Jr. Batty | 8/23/2007 12:35:02 AM
As a result of a recent news article I have somehow become considered a vine expert. (That’s vine expert, not wine expert.)
Several recent calls revolve around someone saying, “a blankety-blank vine is eating my entire yard, storage shed, fence, cat/dog and even children, if they’ve been still long enough.” I realize some of these vines grow fast, but some of their growth is exaggerated.
On the other hand, some aggressive, invasive vines in St.Tammany justify some education on these winding vines. (That’s winding vine, not whining vines.) Let me describe just a few.

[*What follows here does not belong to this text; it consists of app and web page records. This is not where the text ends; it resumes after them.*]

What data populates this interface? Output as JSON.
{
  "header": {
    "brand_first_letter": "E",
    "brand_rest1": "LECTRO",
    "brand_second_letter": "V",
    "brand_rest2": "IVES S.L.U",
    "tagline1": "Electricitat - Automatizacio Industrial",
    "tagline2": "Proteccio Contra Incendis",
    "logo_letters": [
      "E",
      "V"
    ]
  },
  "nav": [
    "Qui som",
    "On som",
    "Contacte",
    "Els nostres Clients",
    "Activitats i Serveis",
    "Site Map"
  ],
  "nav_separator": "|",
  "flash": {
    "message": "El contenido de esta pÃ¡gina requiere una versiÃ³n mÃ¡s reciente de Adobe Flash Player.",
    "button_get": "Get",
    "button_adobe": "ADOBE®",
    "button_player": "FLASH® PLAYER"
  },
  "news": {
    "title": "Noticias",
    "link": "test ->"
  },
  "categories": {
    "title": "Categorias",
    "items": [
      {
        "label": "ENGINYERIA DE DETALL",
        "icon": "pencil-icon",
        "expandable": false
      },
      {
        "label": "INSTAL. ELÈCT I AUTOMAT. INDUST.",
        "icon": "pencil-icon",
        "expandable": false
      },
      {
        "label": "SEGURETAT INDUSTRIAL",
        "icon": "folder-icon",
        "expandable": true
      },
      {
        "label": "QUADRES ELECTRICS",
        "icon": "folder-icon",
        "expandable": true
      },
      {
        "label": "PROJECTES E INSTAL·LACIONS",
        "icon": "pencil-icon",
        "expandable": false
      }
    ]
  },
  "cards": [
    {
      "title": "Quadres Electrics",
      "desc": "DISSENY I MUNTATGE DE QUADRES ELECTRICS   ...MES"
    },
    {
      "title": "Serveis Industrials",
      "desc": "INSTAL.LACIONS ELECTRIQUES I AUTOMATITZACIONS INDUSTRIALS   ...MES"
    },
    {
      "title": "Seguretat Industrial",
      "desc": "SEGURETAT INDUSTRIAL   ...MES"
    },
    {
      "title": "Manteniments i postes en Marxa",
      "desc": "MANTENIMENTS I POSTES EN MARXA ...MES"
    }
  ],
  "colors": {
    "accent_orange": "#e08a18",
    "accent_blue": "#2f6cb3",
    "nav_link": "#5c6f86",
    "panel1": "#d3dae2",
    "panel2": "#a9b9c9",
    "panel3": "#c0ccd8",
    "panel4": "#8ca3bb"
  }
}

Kudzu vine - large, trifoliate leaves; the middle leaflet is symmetric; the two-sided leaflets are lobed. Seed pods are flat with bulging seeds. Flowers are purple and stalk-like. Stem is yellow/green that becomes rough brown.
Virginia creeper - another high-climbing vine with tendrils. Leaves are alternate and usually there are five leaflets on a long petiole. Very tiny flowers. Fruit droop, black or dark blue, with few tiny seeds.
Brushkiller (Cayratia Japonica) - herbaceous vine with five compound fleshly leaflets having fine hairs. Each leaf has an opposite tendril. Small green flowers with four petals. Has a tuber beneath the ground. Berry fruit is round with two to four seeds.
Honeysuckle vine - traveling, twining vines having opposite leaves. They have two or more, tubular, white, pink, yellow flowers continuing nectar. They produce a small round fruit containing a flat seed.
Poison Ivy – woody vine, alternate, three leaflets that are green turning yellow orange and red in the fall. White-purplish flowers in April and May. Fruit is round ground and tan.
Other vines in the south include trumpet creeper, peppervine, Jessamine, greenbrier, muscadine grapes and wisteria, to name a few.
Vines, by design, grow quickly! They are all manageable if plans are made to maintain them. Keep your wandering vines in check. (That’s wandering vines, not wondering vines.)